During the deployment and positioning phase, the deck crew on the cable boats will attach acoustic positioning beacons (typically the OBC 12 units from Sonardyne) at intervals along each cable, and will physically deploy the cable on receipt of a command from the Gator system onboard as the helmsman moves the boat along the desired survey line. Automated tracking of individual beacons is achieved by using RFID tags that are scanned as the cable passes through a reader on the back of the vessel and logs the GPS position at the actual time of deployment.
Once on the seabed, the position of the cable is then determined by acoustic systems on the cable or gun boats, and the cables may then be physically dragged into the optimal position using the cable vessel pulling on the buoy lines attached to the end of the cable, or an ROV moving the cable directly on the seabed. If nodal logging units are used instead of cables, there a variety of deployment methods used including free-fall through the water column, lowering from a deck crane, or direct placement by ROV. The final positions of the cables or seabed units are obtained via acoustic range only, or range and direction systems. Gator then applies the obtained distances and directions to the relevant vessel position and generates real world coordinates and depths for the cable based on the model built from multiple observations. The surveyor can edit individual observations and co-ordinates as required.
In conventional OBC, the cables will then be physically connected to the recording boat, but an alternative has been developed that utilises 'smart' buoyed recording units for each cable that are co-ordinated and controlled using Gator and radio links. This method allows one vessel to perform all the operations required, resulting in numerous opportunities for cost savings.
The highly automated buoyed OBC system developed by ION and Reservoir Exploration Technology (RXT) of Norway is known as VectorSeis Ocean (VSO). RXT have a number of vessels operating VSO, either on their own or with other vessels as required. Each buoy contains a computer running Gator, hard drives for the recording of seismic data, and a robust data telemetry system.

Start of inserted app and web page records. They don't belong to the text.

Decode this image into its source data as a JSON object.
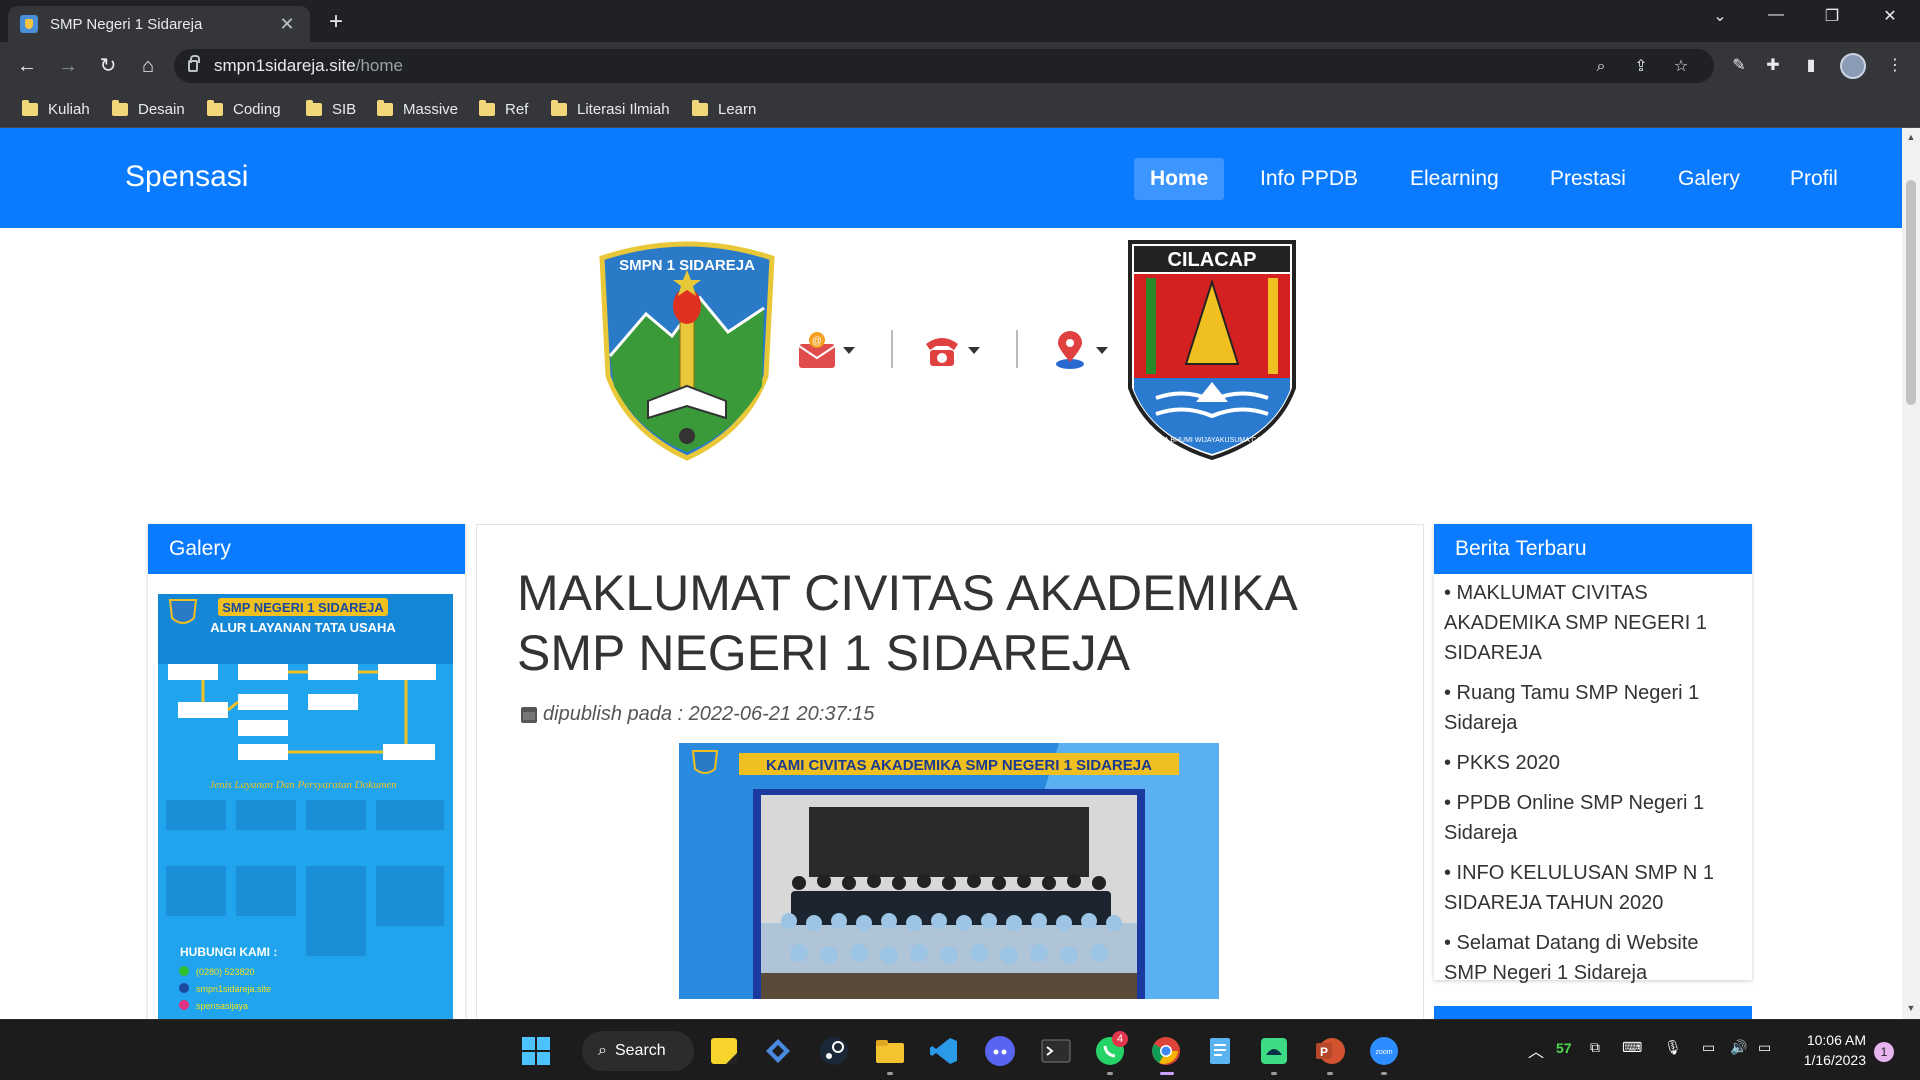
{
  "browser": {
    "tab_title": "SMP Negeri 1 Sidareja",
    "url_host": "smpn1sidareja.site",
    "url_path": "/home",
    "bookmarks": [
      "Kuliah",
      "Desain",
      "Coding",
      "SIB",
      "Massive",
      "Ref",
      "Literasi Ilmiah",
      "Learn"
    ]
  },
  "site": {
    "brand": "Spensasi",
    "nav": [
      "Home",
      "Info PPDB",
      "Elearning",
      "Prestasi",
      "Galery",
      "Profil"
    ],
    "active_nav": "Home",
    "logo_left_text": "SMPN 1 SIDAREJA",
    "logo_right_text": "CILACAP",
    "logo_right_motto": "JALA BHUMI WIJAYAKUSUMA CAKTI"
  },
  "gallery": {
    "heading": "Galery",
    "poster": {
      "school": "SMP NEGERI 1 SIDAREJA",
      "subtitle": "ALUR LAYANAN TATA USAHA",
      "section": "Jenis Layanan Dan Persyaratan Dokumen",
      "contact_heading": "HUBUNGI KAMI :",
      "phone": "(0280) 523820",
      "web": "smpn1sidareja.site",
      "social": "spensasijaya"
    }
  },
  "article": {
    "title": "MAKLUMAT CIVITAS AKADEMIKA SMP NEGERI 1 SIDAREJA",
    "meta": "dipublish pada : 2022-06-21 20:37:15",
    "image_banner": "KAMI CIVITAS AKADEMIKA SMP NEGERI 1 SIDAREJA"
  },
  "news": {
    "heading": "Berita Terbaru",
    "items": [
      "• MAKLUMAT CIVITAS AKADEMIKA SMP NEGERI 1 SIDAREJA",
      "• Ruang Tamu SMP Negeri 1 Sidareja",
      "• PKKS 2020",
      "• PPDB Online SMP Negeri 1 Sidareja",
      "• INFO KELULUSAN SMP N 1 SIDAREJA TAHUN 2020",
      "• Selamat Datang di Website SMP Negeri 1 Sidareja"
    ]
  },
  "taskbar": {
    "search_label": "Search",
    "whatsapp_badge": "4",
    "tray_temp": "57",
    "time": "10:06 AM",
    "date": "1/16/2023",
    "notification_count": "1"
  },
  "colors": {
    "brand_blue": "#0a7bff",
    "chrome_dark": "#35363a"
  }
}
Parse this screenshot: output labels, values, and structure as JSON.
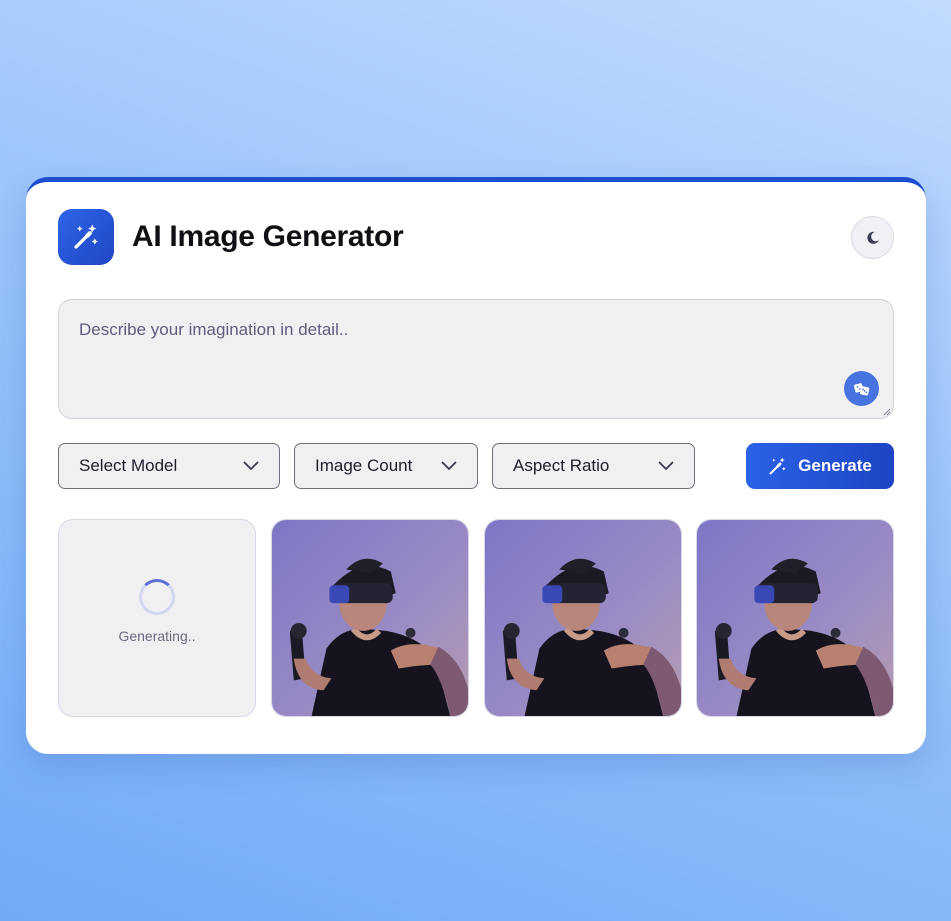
{
  "app": {
    "title": "AI Image Generator",
    "logo_icon": "magic-wand-sparkles-icon",
    "theme_toggle_icon": "moon-icon"
  },
  "prompt": {
    "placeholder": "Describe your imagination in detail..",
    "value": "",
    "random_prompt_icon": "dice-icon"
  },
  "controls": {
    "model_select": {
      "label": "Select Model",
      "icon": "chevron-down-icon"
    },
    "count_select": {
      "label": "Image Count",
      "icon": "chevron-down-icon"
    },
    "ratio_select": {
      "label": "Aspect Ratio",
      "icon": "chevron-down-icon"
    },
    "generate_button": {
      "label": "Generate",
      "icon": "magic-wand-icon"
    }
  },
  "gallery": {
    "items": [
      {
        "state": "loading",
        "status_text": "Generating.."
      },
      {
        "state": "done",
        "description": "man wearing VR headset holding controllers"
      },
      {
        "state": "done",
        "description": "man wearing VR headset holding controllers"
      },
      {
        "state": "done",
        "description": "man wearing VR headset holding controllers"
      }
    ]
  },
  "colors": {
    "accent": "#1e4fd1",
    "button_gradient_start": "#2a62e8",
    "button_gradient_end": "#1d44c3",
    "photo_background": "#8a80c2"
  }
}
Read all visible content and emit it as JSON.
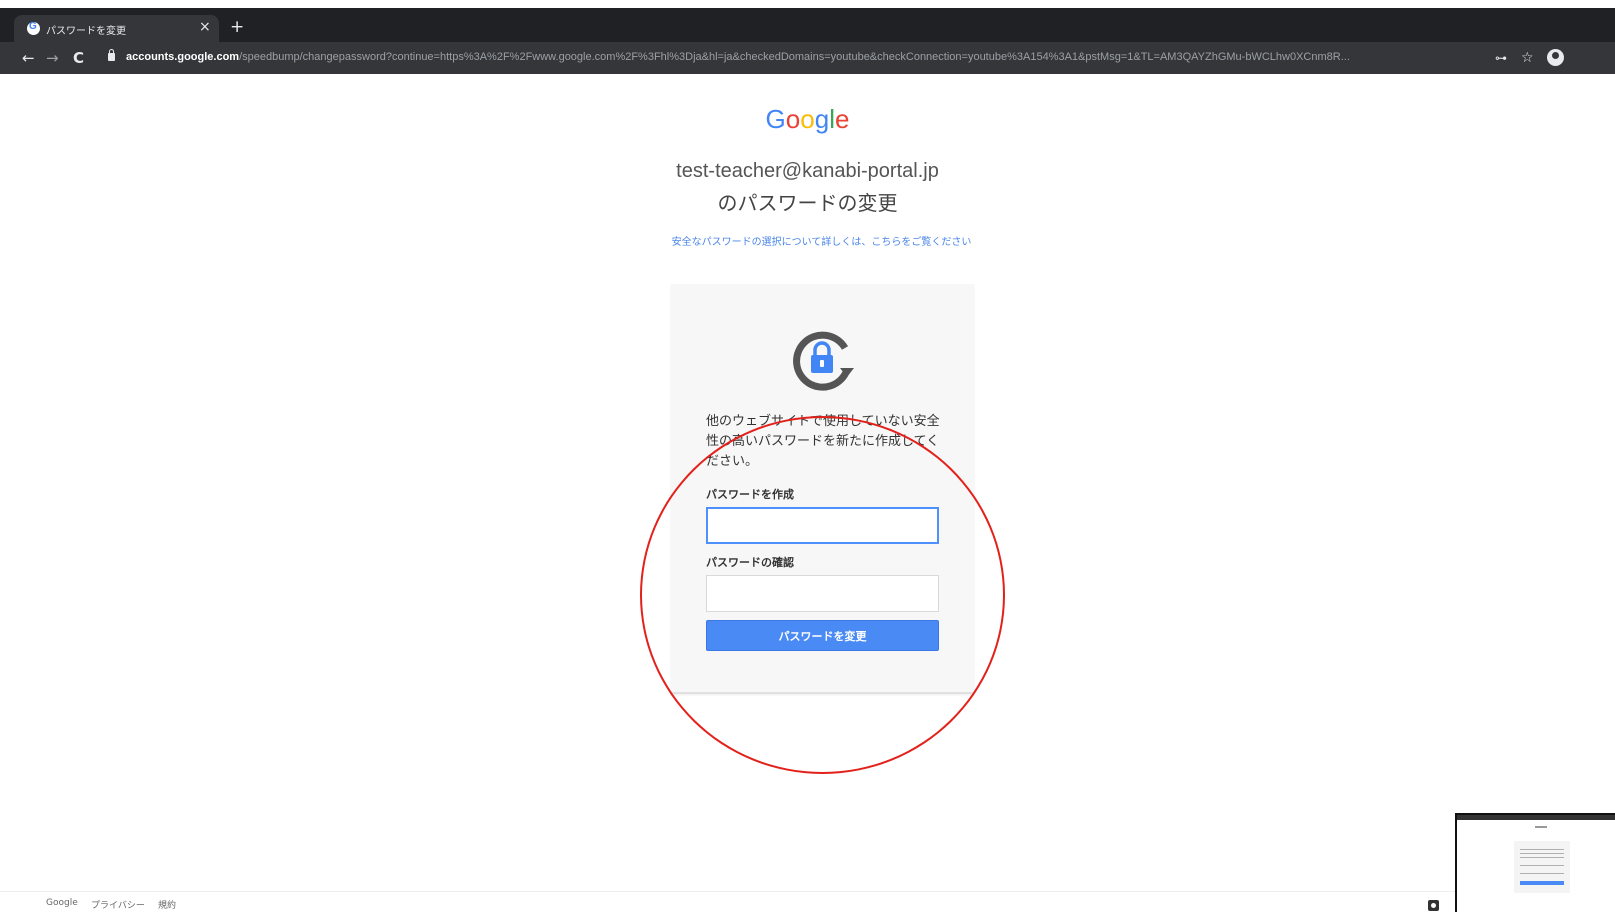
{
  "browser": {
    "tab_title": "パスワードを変更",
    "tab_close": "×",
    "new_tab": "+",
    "url_domain": "accounts.google.com",
    "url_path": "/speedbump/changepassword?continue=https%3A%2F%2Fwww.google.com%2F%3Fhl%3Dja&hl=ja&checkedDomains=youtube&checkConnection=youtube%3A154%3A1&pstMsg=1&TL=AM3QAYZhGMu-bWCLhw0XCnm8R...",
    "back": "←",
    "forward": "→",
    "reload": "C",
    "key": "⊶",
    "star": "☆"
  },
  "page": {
    "logo": [
      "G",
      "o",
      "o",
      "g",
      "l",
      "e"
    ],
    "logo_colors": [
      "#4285f4",
      "#ea4335",
      "#fbbc05",
      "#4285f4",
      "#34a853",
      "#ea4335"
    ],
    "email": "test-teacher@kanabi-portal.jp",
    "heading": "のパスワードの変更",
    "info_link": "安全なパスワードの選択について詳しくは、こちらをご覧ください",
    "description": "他のウェブサイトで使用していない安全性の高いパスワードを新たに作成してください。",
    "create_label": "パスワードを作成",
    "confirm_label": "パスワードの確認",
    "create_value": "",
    "confirm_value": "",
    "submit_label": "パスワードを変更"
  },
  "footer": {
    "google": "Google",
    "privacy": "プライバシー",
    "terms": "規約"
  },
  "colors": {
    "accent": "#4a8af4",
    "annotation": "#e3211b"
  }
}
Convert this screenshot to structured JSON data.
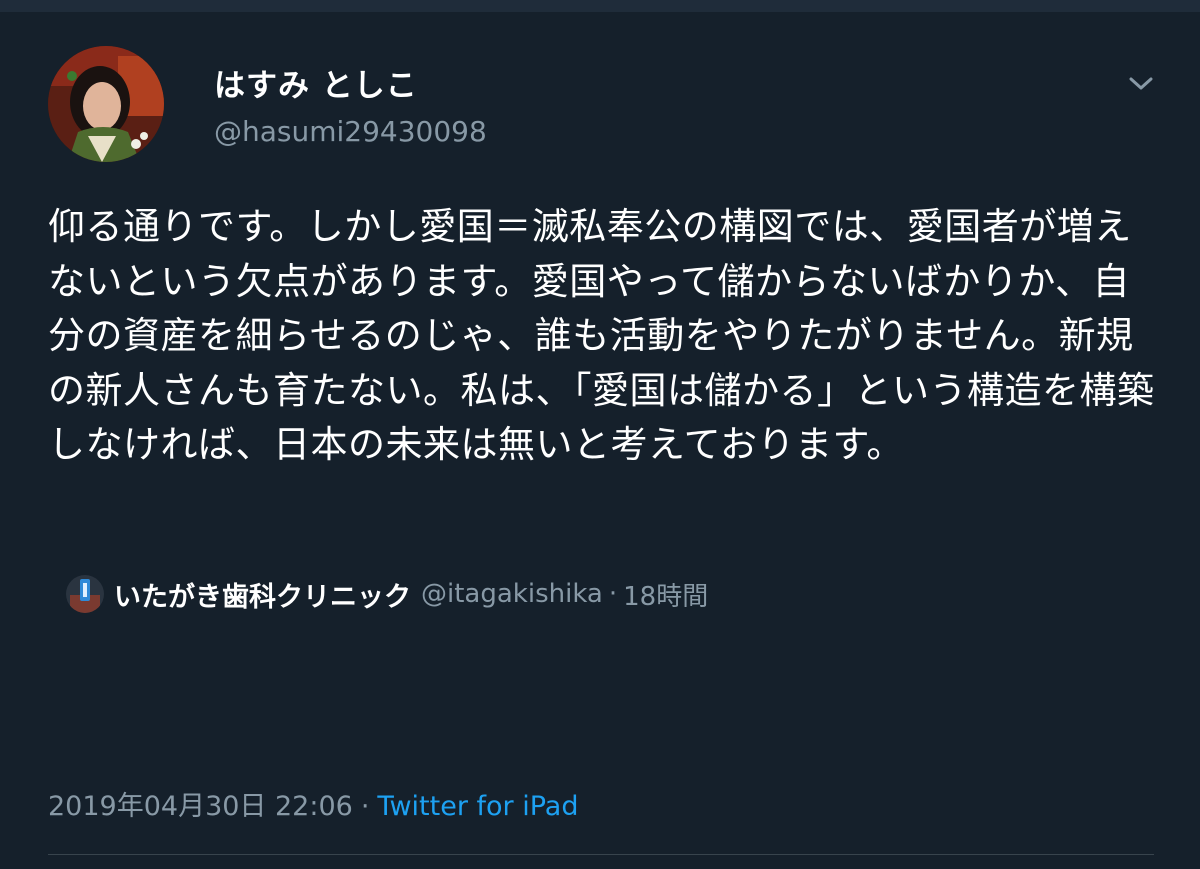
{
  "tweet": {
    "author": {
      "display_name": "はすみ としこ",
      "handle": "@hasumi29430098",
      "avatar_icon": "user-avatar-photo"
    },
    "menu_icon": "chevron-down-icon",
    "text": "仰る通りです。しかし愛国＝滅私奉公の構図では、愛国者が増えないという欠点があります。愛国やって儲からないばかりか、自分の資産を細らせるのじゃ、誰も活動をやりたがりません。新規の新人さんも育たない。私は、「愛国は儲かる」という構造を構築しなければ、日本の未来は無いと考えております。",
    "reply_context": {
      "name": "いたがき歯科クリニック",
      "handle": "@itagakishika",
      "separator": "·",
      "time": "18時間"
    },
    "meta": {
      "datetime": "2019年04月30日 22:06",
      "separator": "·",
      "source": "Twitter for iPad"
    }
  },
  "colors": {
    "background": "#15202b",
    "text_primary": "#ffffff",
    "text_secondary": "#8899a6",
    "link": "#1da1f2",
    "divider": "#38444d"
  }
}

Gator is used during the shooting phase of the operation to trigger and adjust the timings of the shots with regard to the survey layout and the gun boats predicted position, and then generate binning statistics at the end of each shot line. The recording systems (on the recording boat or VSL buoys) are also actuated by triggers sent from Gator. Key features of Gator include:
- Allows for centralised management and operational co-ordination, even across a multi-vessel fleet.
- Timing accuracy between vessels of better than 50µs.
- Highly flexible interfaces that can connect with a wide variety of user-provided equipment including acoustic positioning and vessel dynamic positioning systems.
- Can be developed to suit clients demands and to support new methodologies and techniques.
- Data acquired on slave vessels (such as cable positions) automatically transferred to master vessel, but with user-variable priorities on specific data items.
- Allows for multiple, highly configurable displays to assist helmsman, deck crew and client observers.
- Creates a centralised database of all cable positions.